Pavilion at EXPO 2005, Japan

A pathway through a Nordic oasis



Nordic unity and national expression

Commissioned by the Nordic Council of Ministers, the Joint Nordic pavilion for the 2005 Expo in Aichi, Japan, needed to express both the unity of the five Nordic countries - providing a coherent experience for visitors - while allowing each nation to express itself.

While the Nordic countries cooperate closely, they each have their own individual identity and agenda. The design for the pavilion needed to allow Denmark, Sweden, Norway, Iceland & Finland to present particular aspects of their culture, trade, technology and art - and all in different media like photography, video, models and displays.

Without a strong concept, there was a danger that the pavilion would end up as a series of individual booths- more like a convention-centre trade show than a well-designed exhibition.

Common design language

The final design was constructed around the theme of 'An oasis in the North' which had two complementary meanings: that the Nordic countries are a welcoming and relaxing oases in the world and that the pavilion itself would be an oasis - a place to leave the noise of the Expo behind.

This idea provided a framework for the 36 x 36 meter pavilion. A wooden walkway, looped around the inside of the building, divided the pavilion into exhibition zones and, in itself, provided a central gathering place - letting people stop and reflect before exploring again. Thus the walkway acted as both a circulation system and an organizing device that expressed Nordic unity but allowed for diversity of content.

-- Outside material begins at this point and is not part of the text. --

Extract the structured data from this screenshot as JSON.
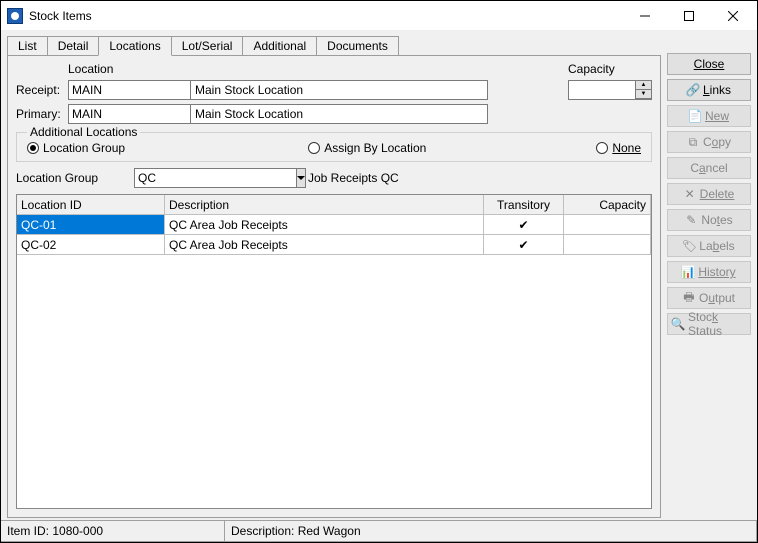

We made a special feature at the exhibition - read more



Building connections

The wooden pathway took visitors through a variety of zones, which explored topics like Nordic forests or the potential of wind energy. In many cases, subtle ties between Japan and the Nordic countries were underscored. Even the meticulously-crafted walkway itself signalled an appreciation of design down to the smallest detail - a view shared by both Scandinavia and Japan.

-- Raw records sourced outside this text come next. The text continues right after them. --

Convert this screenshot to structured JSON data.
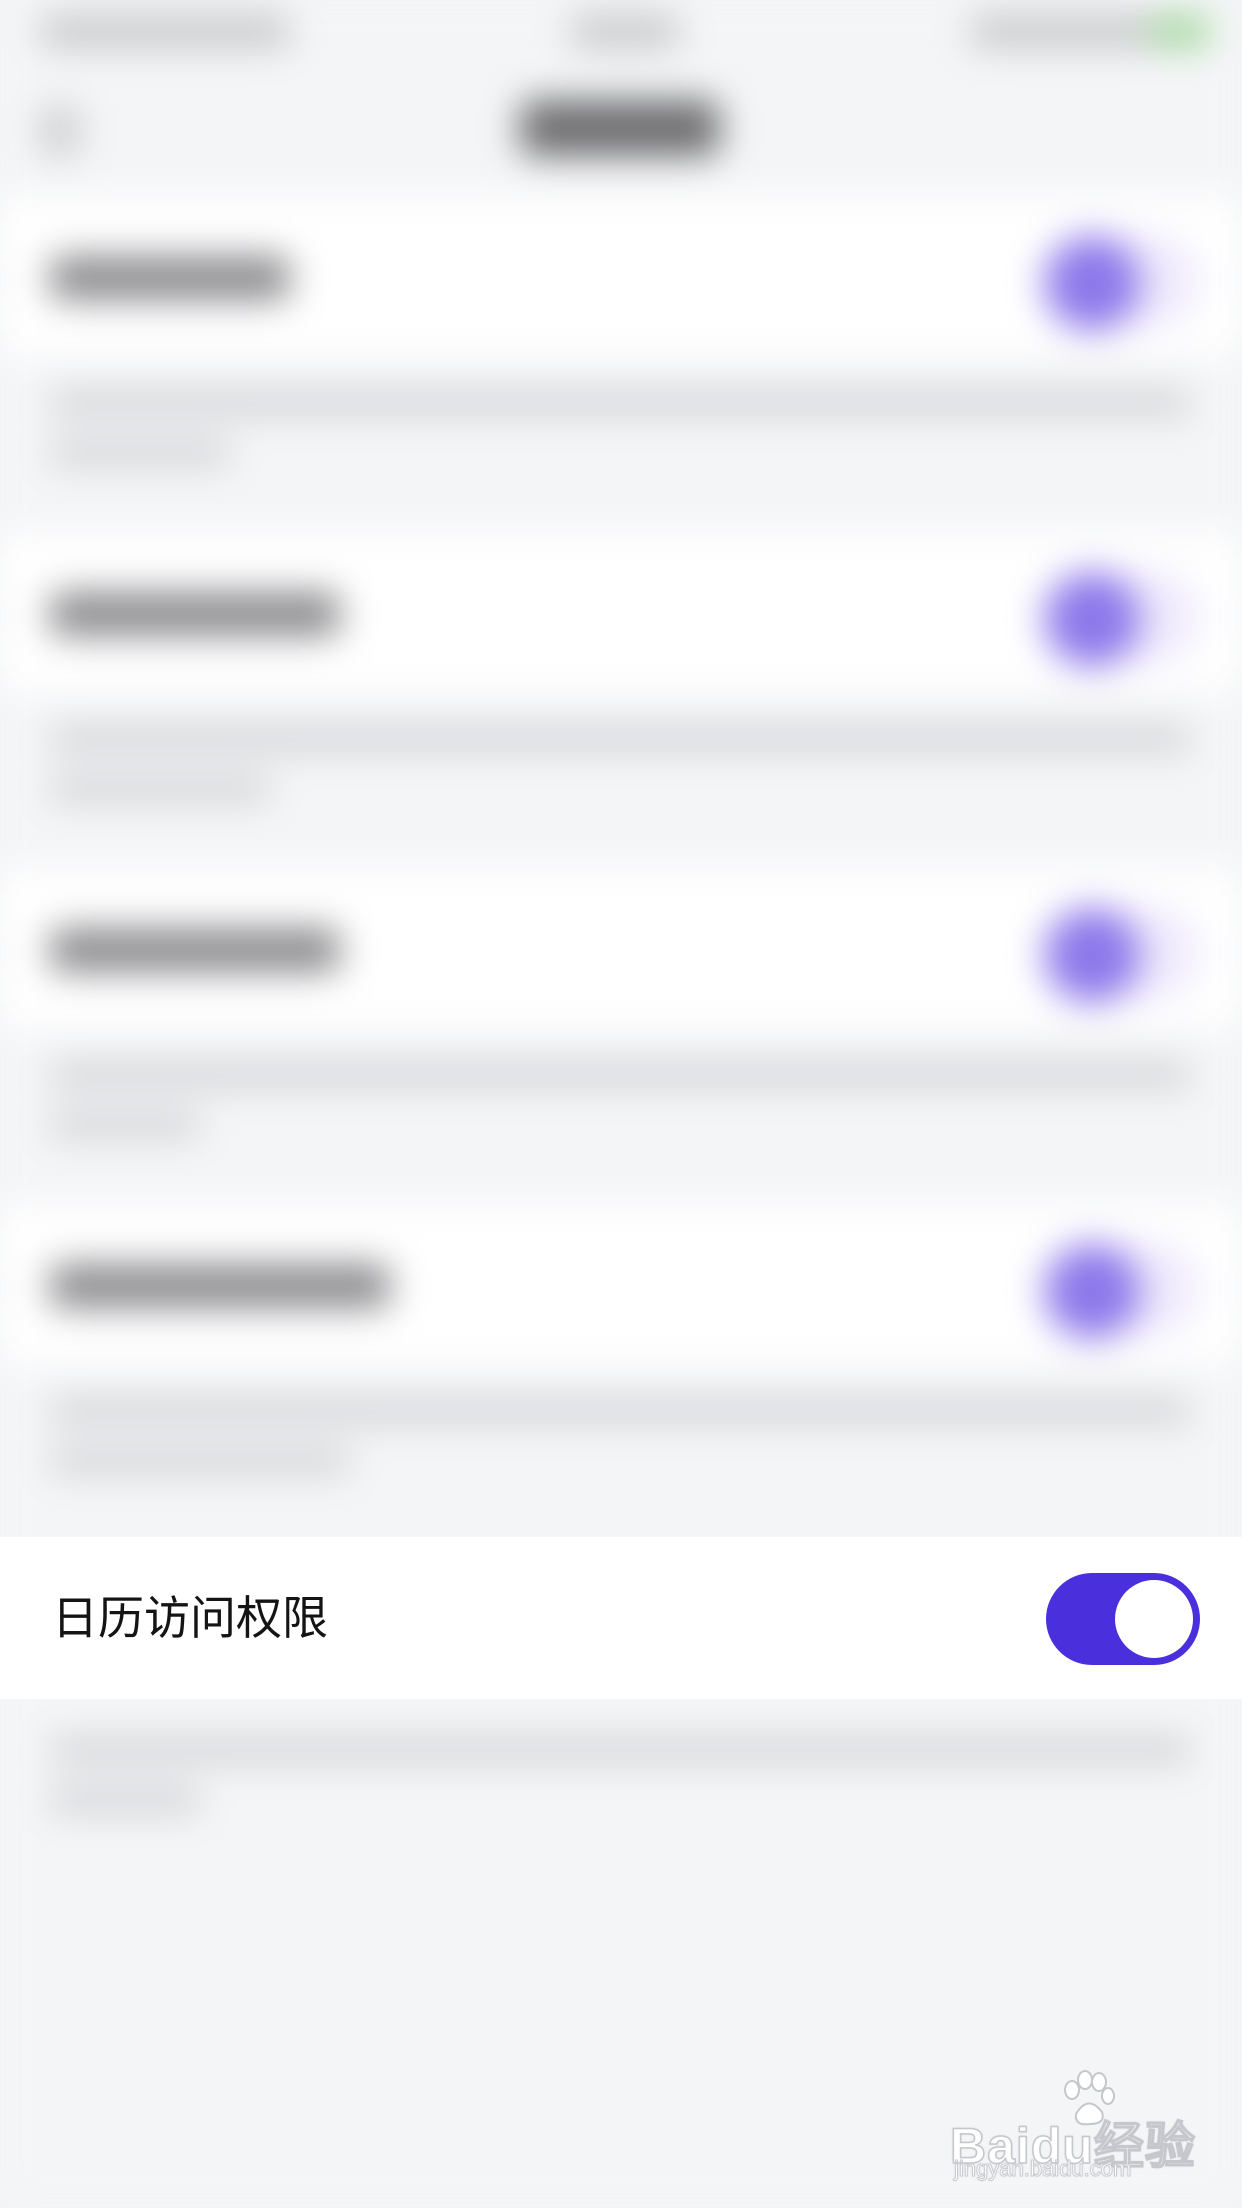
{
  "screen": {
    "background": "#f4f5f7"
  },
  "permission_row": {
    "label": "日历访问权限",
    "toggle_state": "on",
    "toggle_color": "#4a2fdd",
    "knob_color": "#ffffff"
  },
  "watermark": {
    "logo_text": "Baidu经验",
    "url": "jingyan.baidu.com"
  }
}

With 2.2 million visitors in 6 months, the pavilion made a major contribution to branding both the Nordic region and its individual members, while building cultural and economic relations with Japan.

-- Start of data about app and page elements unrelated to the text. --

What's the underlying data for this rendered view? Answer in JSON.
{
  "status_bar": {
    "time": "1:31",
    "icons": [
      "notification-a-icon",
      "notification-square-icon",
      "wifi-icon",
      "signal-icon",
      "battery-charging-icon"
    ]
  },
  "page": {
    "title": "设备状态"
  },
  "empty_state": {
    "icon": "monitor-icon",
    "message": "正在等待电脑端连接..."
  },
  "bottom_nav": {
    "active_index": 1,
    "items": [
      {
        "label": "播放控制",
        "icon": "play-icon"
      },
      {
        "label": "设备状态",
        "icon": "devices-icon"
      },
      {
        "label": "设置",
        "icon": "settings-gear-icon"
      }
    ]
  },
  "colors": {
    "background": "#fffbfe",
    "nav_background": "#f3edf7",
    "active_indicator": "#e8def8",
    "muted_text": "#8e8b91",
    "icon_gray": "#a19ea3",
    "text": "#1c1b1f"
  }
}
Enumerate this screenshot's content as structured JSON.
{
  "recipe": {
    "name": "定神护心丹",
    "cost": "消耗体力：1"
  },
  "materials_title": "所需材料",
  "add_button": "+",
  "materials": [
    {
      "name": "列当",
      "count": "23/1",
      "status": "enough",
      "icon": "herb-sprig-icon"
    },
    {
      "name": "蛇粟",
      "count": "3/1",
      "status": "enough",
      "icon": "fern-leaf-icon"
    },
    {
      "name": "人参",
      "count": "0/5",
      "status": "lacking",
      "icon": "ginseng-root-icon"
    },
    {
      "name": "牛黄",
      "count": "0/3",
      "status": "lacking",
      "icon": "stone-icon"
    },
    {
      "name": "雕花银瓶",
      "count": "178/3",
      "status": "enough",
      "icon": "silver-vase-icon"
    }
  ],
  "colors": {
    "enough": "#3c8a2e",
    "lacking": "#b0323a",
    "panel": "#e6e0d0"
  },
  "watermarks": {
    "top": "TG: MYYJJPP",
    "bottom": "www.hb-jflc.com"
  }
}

Design: Peter Bysted, Philip Egebak, Charlotte Hauch

Client: Nordic Council of Ministers

Date: 2005

Read about the LED light installation at the Expo here.